“He’s a fantastic bowler, he performs in all conditions and he gives his all. A captain’s dream.
“If that was to be the case (a debut) it would be a proud day for Aboriginal Australia.”
Boland has taken 37 first-class wickets from his past five matches at the MCG, at an average of 13.22, strike rate of 33.68 and economy of 2.35.
“Australia will probably beat England easily at the MCG. But if Australia wants to win really, really easily, selectors should play Scott Boland,” RSN radio host Adam White tweeted.
“He’s been close to unplayable since Matt Page added more life to the MCG pitch. If it’s horses for courses, Boland should be odds-on.”
Marsh’s burst of incredible form
AAP reports that Perth Scorchers captain Ashton Turner believes it’s just a matter of time before Mitch Marsh is whisked away to rejoin the Australian set-up.
Marsh hasn’t played a Test since 2019, but his scintillating form in white-ball cricket has led to calls for him to be a part of the Ashes.
Finding a way back into the Test squad could be tricky given Australia’s dominance in setting up a 2-0 lead and the strong bowling form of allrounder Cameron Green.
But if Green suffers an untimely injury, the calls for Marsh to be included would be deafening.
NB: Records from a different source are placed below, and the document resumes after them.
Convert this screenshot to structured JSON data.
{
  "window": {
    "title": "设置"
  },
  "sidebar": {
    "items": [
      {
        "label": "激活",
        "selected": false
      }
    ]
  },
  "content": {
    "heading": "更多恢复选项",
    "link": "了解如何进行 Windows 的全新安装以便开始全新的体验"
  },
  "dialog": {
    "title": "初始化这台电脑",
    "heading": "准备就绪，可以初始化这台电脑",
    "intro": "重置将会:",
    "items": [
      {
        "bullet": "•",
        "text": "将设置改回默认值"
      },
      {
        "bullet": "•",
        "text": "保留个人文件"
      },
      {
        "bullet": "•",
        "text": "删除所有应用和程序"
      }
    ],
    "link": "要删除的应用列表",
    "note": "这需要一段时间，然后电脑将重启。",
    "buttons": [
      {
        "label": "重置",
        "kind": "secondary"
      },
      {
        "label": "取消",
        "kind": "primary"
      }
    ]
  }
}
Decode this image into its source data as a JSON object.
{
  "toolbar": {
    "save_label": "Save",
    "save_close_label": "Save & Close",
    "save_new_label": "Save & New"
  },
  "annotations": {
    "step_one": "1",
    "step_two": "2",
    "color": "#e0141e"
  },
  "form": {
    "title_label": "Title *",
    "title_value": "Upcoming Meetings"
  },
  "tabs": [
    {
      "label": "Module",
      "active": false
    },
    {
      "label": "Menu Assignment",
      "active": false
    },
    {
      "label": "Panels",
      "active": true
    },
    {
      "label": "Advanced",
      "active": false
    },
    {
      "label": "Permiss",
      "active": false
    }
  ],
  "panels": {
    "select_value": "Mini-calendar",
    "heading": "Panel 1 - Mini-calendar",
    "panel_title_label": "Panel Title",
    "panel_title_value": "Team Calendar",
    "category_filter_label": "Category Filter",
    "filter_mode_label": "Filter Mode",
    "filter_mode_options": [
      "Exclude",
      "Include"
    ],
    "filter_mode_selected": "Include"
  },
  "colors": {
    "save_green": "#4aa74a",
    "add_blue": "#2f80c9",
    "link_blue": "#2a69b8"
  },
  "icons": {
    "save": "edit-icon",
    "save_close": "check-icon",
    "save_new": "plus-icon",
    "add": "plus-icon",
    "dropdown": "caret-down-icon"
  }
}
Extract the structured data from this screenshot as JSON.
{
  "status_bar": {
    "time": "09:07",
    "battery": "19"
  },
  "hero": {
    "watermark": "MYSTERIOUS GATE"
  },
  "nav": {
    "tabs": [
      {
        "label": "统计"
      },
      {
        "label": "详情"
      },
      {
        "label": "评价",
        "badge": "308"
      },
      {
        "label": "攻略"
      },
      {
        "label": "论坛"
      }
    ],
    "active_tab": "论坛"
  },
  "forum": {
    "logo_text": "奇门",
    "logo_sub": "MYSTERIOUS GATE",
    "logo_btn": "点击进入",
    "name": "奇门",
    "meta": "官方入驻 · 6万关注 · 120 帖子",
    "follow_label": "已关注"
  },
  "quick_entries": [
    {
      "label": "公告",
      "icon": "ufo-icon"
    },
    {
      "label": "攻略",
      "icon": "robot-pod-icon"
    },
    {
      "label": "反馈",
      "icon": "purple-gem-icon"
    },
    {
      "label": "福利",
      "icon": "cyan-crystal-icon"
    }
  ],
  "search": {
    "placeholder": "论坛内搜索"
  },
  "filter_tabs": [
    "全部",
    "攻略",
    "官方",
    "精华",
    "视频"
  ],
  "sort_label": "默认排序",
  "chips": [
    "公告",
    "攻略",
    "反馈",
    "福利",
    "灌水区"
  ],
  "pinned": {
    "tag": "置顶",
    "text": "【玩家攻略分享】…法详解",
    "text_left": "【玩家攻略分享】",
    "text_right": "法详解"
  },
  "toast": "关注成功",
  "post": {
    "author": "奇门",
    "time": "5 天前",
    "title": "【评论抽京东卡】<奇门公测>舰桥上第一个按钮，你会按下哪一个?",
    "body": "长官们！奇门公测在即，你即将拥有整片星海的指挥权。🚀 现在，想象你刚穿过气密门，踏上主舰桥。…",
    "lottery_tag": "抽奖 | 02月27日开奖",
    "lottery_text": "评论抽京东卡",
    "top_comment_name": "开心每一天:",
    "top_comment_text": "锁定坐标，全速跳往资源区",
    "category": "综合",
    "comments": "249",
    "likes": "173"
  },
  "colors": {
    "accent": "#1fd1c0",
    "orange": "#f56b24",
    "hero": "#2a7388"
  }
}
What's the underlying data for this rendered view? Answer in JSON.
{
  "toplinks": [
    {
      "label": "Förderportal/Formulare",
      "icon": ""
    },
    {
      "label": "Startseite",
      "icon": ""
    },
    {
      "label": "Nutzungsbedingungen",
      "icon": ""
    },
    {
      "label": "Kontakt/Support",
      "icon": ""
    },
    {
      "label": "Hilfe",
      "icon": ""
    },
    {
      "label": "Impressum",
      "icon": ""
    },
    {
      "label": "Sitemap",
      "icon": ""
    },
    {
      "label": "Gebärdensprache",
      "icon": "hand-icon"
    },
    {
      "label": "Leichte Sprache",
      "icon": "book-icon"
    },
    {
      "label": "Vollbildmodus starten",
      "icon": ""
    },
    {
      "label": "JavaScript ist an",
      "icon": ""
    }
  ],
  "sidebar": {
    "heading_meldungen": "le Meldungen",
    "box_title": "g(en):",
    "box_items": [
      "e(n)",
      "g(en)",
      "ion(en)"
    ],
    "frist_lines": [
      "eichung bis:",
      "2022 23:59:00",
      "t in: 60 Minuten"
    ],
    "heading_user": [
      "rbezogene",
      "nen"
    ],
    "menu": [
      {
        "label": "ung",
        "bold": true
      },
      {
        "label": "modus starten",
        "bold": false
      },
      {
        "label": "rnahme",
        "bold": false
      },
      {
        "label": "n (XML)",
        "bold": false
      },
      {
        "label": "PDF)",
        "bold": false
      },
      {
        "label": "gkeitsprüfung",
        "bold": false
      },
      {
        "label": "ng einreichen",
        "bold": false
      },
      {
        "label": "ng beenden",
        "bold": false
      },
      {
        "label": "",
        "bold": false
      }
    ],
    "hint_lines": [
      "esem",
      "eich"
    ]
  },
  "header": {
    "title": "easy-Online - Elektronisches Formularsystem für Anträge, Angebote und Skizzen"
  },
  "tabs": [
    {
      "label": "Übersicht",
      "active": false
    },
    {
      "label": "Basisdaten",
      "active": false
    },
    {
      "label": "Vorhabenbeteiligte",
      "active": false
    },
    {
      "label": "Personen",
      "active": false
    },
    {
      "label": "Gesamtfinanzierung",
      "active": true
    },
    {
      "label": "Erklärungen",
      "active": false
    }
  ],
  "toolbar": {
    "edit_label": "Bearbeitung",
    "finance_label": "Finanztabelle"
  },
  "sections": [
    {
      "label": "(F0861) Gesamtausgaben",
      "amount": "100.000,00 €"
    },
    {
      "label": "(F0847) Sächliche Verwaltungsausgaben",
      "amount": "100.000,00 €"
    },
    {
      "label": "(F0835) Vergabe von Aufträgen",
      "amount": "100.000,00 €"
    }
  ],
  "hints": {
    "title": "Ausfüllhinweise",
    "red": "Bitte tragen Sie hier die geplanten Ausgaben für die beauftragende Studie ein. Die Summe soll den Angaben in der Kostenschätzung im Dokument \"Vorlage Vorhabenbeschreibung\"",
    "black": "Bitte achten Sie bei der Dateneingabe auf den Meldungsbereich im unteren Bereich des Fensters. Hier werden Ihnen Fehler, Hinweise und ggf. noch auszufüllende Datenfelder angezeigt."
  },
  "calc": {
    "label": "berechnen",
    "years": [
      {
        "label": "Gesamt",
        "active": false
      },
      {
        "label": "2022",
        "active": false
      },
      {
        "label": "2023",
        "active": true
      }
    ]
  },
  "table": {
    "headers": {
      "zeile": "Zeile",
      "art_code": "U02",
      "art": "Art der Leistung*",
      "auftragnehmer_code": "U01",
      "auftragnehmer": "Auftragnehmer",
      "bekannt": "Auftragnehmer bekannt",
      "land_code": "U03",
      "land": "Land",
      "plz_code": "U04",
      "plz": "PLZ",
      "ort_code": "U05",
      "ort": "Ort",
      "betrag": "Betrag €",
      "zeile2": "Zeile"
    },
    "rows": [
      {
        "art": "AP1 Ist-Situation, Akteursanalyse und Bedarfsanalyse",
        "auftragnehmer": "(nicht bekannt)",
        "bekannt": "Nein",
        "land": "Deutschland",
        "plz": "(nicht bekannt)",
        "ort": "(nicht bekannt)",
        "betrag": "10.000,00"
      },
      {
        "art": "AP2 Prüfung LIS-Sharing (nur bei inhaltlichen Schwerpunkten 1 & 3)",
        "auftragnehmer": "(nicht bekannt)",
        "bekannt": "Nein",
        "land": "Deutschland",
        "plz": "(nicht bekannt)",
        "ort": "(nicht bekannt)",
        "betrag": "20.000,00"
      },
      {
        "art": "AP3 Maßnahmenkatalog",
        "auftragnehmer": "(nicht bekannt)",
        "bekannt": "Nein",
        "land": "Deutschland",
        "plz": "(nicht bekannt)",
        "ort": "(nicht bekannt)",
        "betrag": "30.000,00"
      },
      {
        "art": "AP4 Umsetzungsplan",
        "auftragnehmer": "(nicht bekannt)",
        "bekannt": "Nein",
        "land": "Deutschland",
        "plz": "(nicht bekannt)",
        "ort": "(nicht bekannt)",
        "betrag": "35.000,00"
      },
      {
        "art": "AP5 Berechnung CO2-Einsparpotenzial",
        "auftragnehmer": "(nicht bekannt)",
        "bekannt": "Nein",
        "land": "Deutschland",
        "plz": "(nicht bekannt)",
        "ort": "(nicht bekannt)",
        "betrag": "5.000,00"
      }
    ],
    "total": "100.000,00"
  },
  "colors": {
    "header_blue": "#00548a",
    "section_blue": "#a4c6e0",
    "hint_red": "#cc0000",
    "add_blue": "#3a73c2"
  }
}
Marsh was a key part of Australia’s T20 World Cup triumph and he has carried that hot form into the BBL where he is averaging 103.5 at a strike rate of 154.5 from his three knocks this season.
His latest heroics came on Wednesday night when he cracked 86 off 53 balls in a man-of-the-match performance against the Melbourne Renegades.
“We’ve just got to appreciate and enjoy him being in our team while he’s here, because I’m sure it won’t be long until he’s representing Australia in a lot of formats,” Turner said.
“I think the Australian cricket team would be better off for that.
“It’s fun to watch him bat at the moment. He’s loving his cricket. It’s entertaining. He’s putting on a show for everyone.”
Turner has been impressed with the way Marsh has improved against spin bowling.
“Teams in the past have targeted him with wrist spin, but now he’s almost as dominant against the spin as he is against the quicks with pace on the ball,” Turner said.
“The thing that stands out is it looks almost low risk a lot of his batting. To be scoring as quickly as he is, normally guys are taking a lot of risks.
“But it looks like everything is coming out of the middle of the bat.
“It feels like he’s just playing 50-over cricket almost, and you look up at the scoreboard and he’s striking it at 150, 160 with no sweat.”